Taken from Pete’s series Dance Lessons.

Normally, he liked boundaries. Boundaries were the safety net. Boundaries kept people on the right path. But right now, he felt like rules were made to be broken… — Heather Burch

A dozen kids were playing street hockey. I could hear the coarse language flying faster than the puck, but didn’t think it was bad enough to ask my kids to come indoors. Then, Whap! I heard the front door slam.

“The kids outside won’t listen to me. I told them we don’t say those words, but they said it’s a free country and they don’t have to follow my rules!”

“They’re right,” I told him. “Our rules are for our family.”

“But I don’t like it when they say that stuff.”

“Yeah, me either. But do you like playing street hockey with them?” He nodded. “Then relationship trumps vocabulary,” I told him.

Every group of people has “tribal rules” that those in the group are expected to abide by. My child knew our family’s standards of behavior—our tribal rules. What my boy didn’t realize is that he can’t enforce our rules on people outside our tribe—that isolates everybody from everybody. Our rules aren’t intended to keep others out, but to keep our tribe aligned.

The early church debated over tribal rules during their time of expansion. Persecution had intensified and early Christ-followers fled Jerusalem.

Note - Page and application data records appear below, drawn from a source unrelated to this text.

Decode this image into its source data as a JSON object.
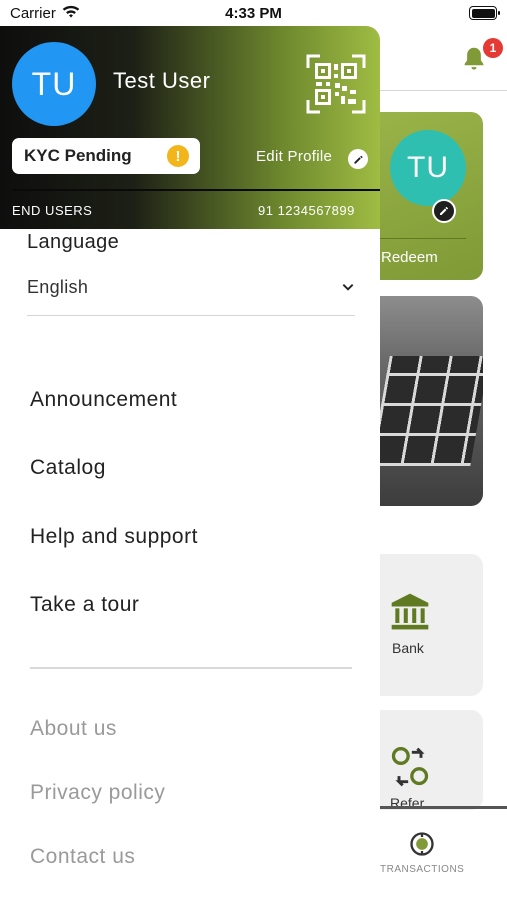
{
  "status_bar": {
    "carrier": "Carrier",
    "time": "4:33 PM"
  },
  "drawer": {
    "avatar_initials": "TU",
    "user_name": "Test User",
    "kyc_status": "KYC Pending",
    "kyc_warning": "!",
    "edit_profile_label": "Edit Profile",
    "role": "END USERS",
    "phone": "91 1234567899",
    "language": {
      "title": "Language",
      "selected": "English"
    },
    "menu": [
      {
        "label": "Announcement"
      },
      {
        "label": "Catalog"
      },
      {
        "label": "Help and support"
      },
      {
        "label": "Take a tour"
      }
    ],
    "footer": [
      {
        "label": "About us"
      },
      {
        "label": "Privacy policy"
      },
      {
        "label": "Contact us"
      }
    ]
  },
  "background": {
    "notification_count": "1",
    "card_initials": "TU",
    "redeem_label": "Redeem",
    "bank_label": "Bank",
    "refer_label": "Refer",
    "transactions_label": "TRANSACTIONS"
  },
  "colors": {
    "avatar": "#2196f3",
    "card_avatar": "#2fbfb0",
    "brand_green": "#9fbc43",
    "kyc_warning": "#f2b51c",
    "badge": "#e53935"
  },
  "icons": [
    "wifi-icon",
    "battery-icon",
    "qr-code-icon",
    "warning-icon",
    "pencil-icon",
    "chevron-down-icon",
    "bell-icon",
    "bank-icon",
    "refer-icon",
    "transactions-icon"
  ]
}
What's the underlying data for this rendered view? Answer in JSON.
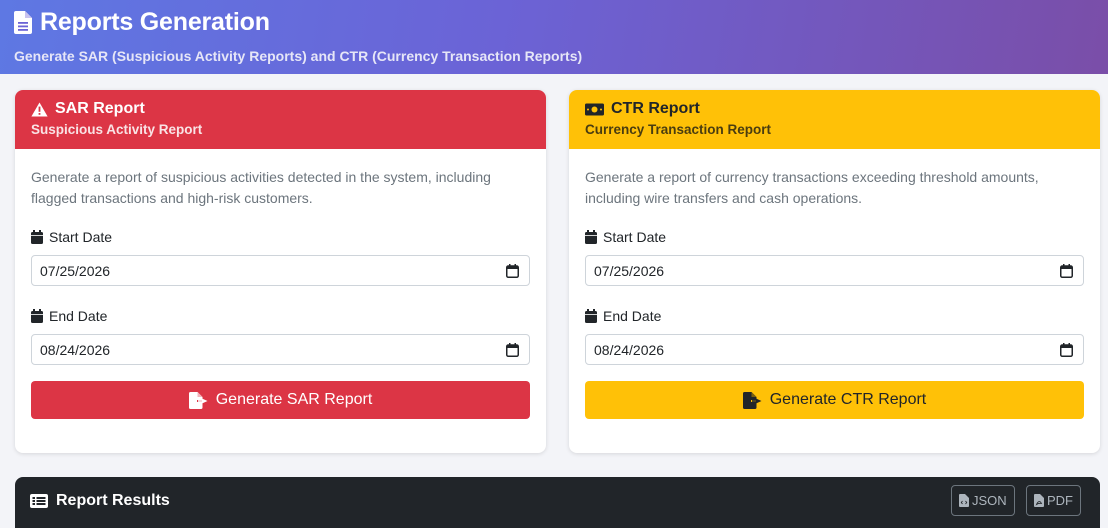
{
  "header": {
    "title": "Reports Generation",
    "subtitle": "Generate SAR (Suspicious Activity Reports) and CTR (Currency Transaction Reports)",
    "icon": "file-text-icon"
  },
  "sar": {
    "title": "SAR Report",
    "subtitle": "Suspicious Activity Report",
    "description": "Generate a report of suspicious activities detected in the system, including flagged transactions and high-risk customers.",
    "start_label": "Start Date",
    "start_value": "07/25/2026",
    "end_label": "End Date",
    "end_value": "08/24/2026",
    "button_label": "Generate SAR Report",
    "color": "#dc3545",
    "icon": "warning-triangle-icon"
  },
  "ctr": {
    "title": "CTR Report",
    "subtitle": "Currency Transaction Report",
    "description": "Generate a report of currency transactions exceeding threshold amounts, including wire transfers and cash operations.",
    "start_label": "Start Date",
    "start_value": "07/25/2026",
    "end_label": "End Date",
    "end_value": "08/24/2026",
    "button_label": "Generate CTR Report",
    "color": "#ffc107",
    "icon": "money-bill-icon"
  },
  "results": {
    "title": "Report Results",
    "json_label": "JSON",
    "pdf_label": "PDF",
    "background": "#212529"
  }
}
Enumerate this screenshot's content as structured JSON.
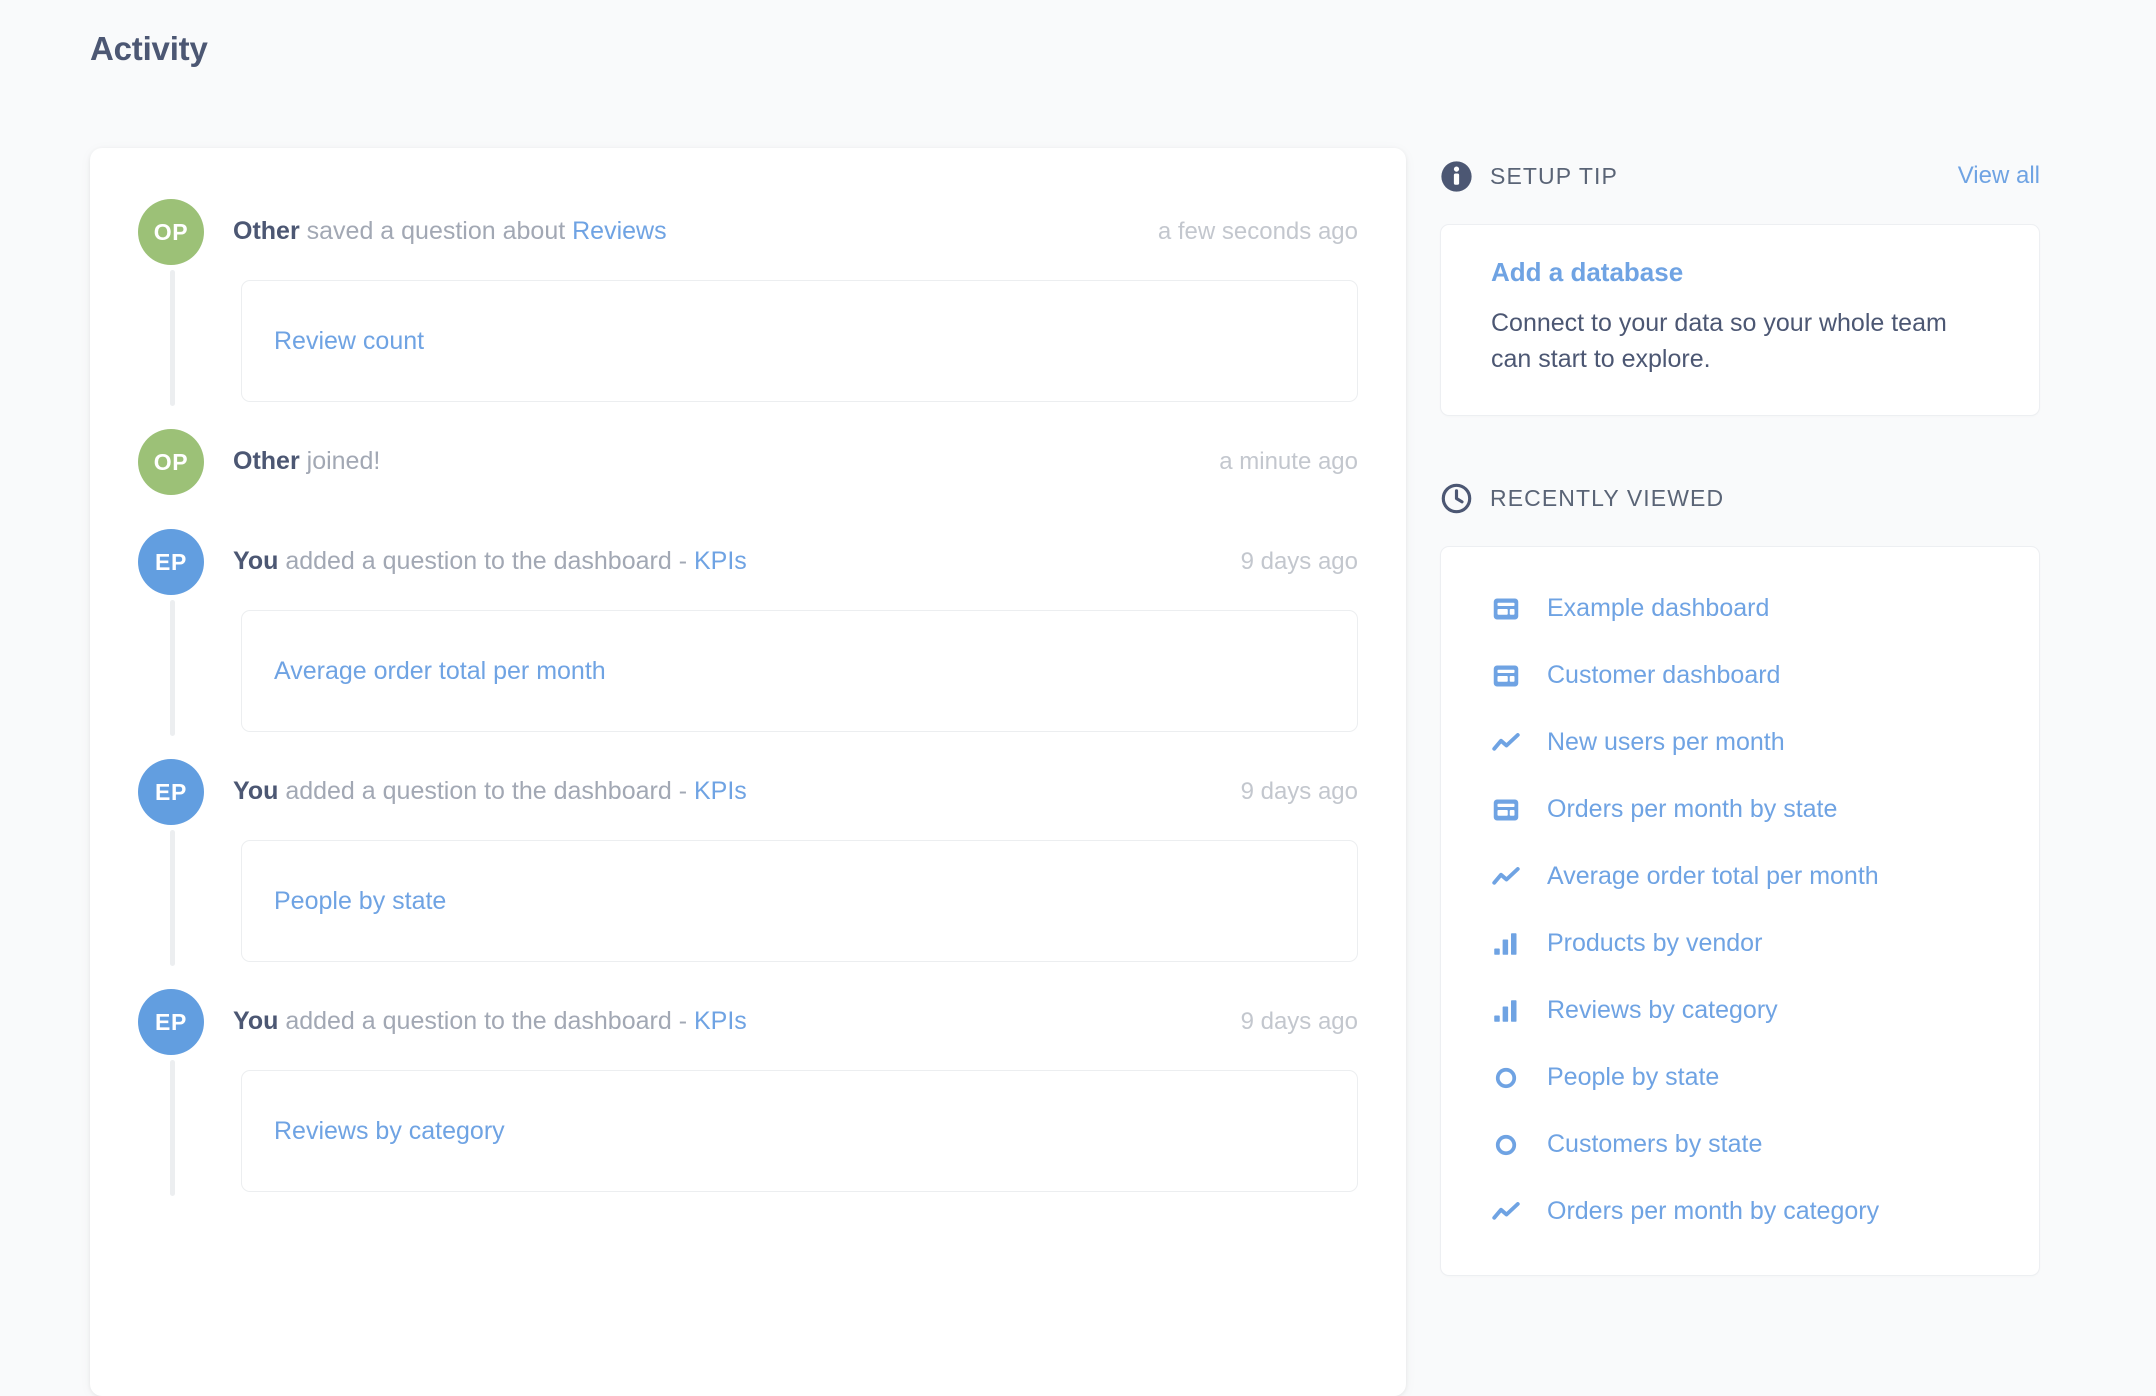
{
  "page": {
    "title": "Activity"
  },
  "activity": {
    "items": [
      {
        "avatar_initials": "OP",
        "avatar_color": "#9cc177",
        "actor": "Other",
        "verb": " saved a question about ",
        "target": "Reviews",
        "timestamp": "a few seconds ago",
        "question": "Review count"
      },
      {
        "avatar_initials": "OP",
        "avatar_color": "#9cc177",
        "actor": "Other",
        "verb": " joined!",
        "target": "",
        "timestamp": "a minute ago",
        "question": ""
      },
      {
        "avatar_initials": "EP",
        "avatar_color": "#629ee0",
        "actor": "You",
        "verb": " added a question to the dashboard - ",
        "target": "KPIs",
        "timestamp": "9 days ago",
        "question": "Average order total per month"
      },
      {
        "avatar_initials": "EP",
        "avatar_color": "#629ee0",
        "actor": "You",
        "verb": " added a question to the dashboard - ",
        "target": "KPIs",
        "timestamp": "9 days ago",
        "question": "People by state"
      },
      {
        "avatar_initials": "EP",
        "avatar_color": "#629ee0",
        "actor": "You",
        "verb": " added a question to the dashboard - ",
        "target": "KPIs",
        "timestamp": "9 days ago",
        "question": "Reviews by category"
      }
    ]
  },
  "sidebar": {
    "setup_tip": {
      "icon": "info-icon",
      "heading": "SETUP TIP",
      "view_all_label": "View all",
      "tip_title": "Add a database",
      "tip_body": "Connect to your data so your whole team can start to explore."
    },
    "recently_viewed": {
      "icon": "clock-icon",
      "heading": "RECENTLY VIEWED",
      "items": [
        {
          "label": "Example dashboard",
          "icon": "dashboard-icon"
        },
        {
          "label": "Customer dashboard",
          "icon": "dashboard-icon"
        },
        {
          "label": "New users per month",
          "icon": "line-chart-icon"
        },
        {
          "label": "Orders per month by state",
          "icon": "dashboard-icon"
        },
        {
          "label": "Average order total per month",
          "icon": "line-chart-icon"
        },
        {
          "label": "Products by vendor",
          "icon": "bar-chart-icon"
        },
        {
          "label": "Reviews by category",
          "icon": "bar-chart-icon"
        },
        {
          "label": "People by state",
          "icon": "pin-icon"
        },
        {
          "label": "Customers by state",
          "icon": "pin-icon"
        },
        {
          "label": "Orders per month by category",
          "icon": "line-chart-icon"
        }
      ]
    }
  },
  "colors": {
    "accent_blue": "#6fa3e3",
    "avatar_green": "#9cc177",
    "avatar_blue": "#629ee0",
    "text_dark": "#4c5773",
    "text_muted": "#a2a8b4",
    "page_bg": "#f9fafb"
  }
}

They settled in new towns where Gentiles—outsiders—were being exposed to the Gospel. These outsiders didn’t share the Jewish roots of the first believers, and cultural clashes arose concerning food laws and circumcision. Some thought Jewish tribal rules applied to all:

“Unless you are circumcised… you cannot be saved.” (Acts 15:1)

Think about it! This was a big deal. The core message of grace was at stake. I love the way Jesus’ brother James chimed in:

“It is my judgment… that we should not make it difficult for the Gentiles who are turning to God.” (Acts 15:19)

And neither should we. Coming to faith in Jesus is hard enough for some people. Why would we make it more difficult for them by requiring our tribal rules about language, dress, music, food, etc.? Isn’t it time that we drop the role of enforcer and become champions of grace outside our tribe?

Lord, as I dive into these tribal rules, show me which ones I expect others to live by. Show me which rules I’ve slung around the neck of a fellow human, a weight that keeps us from dancing together. Amen.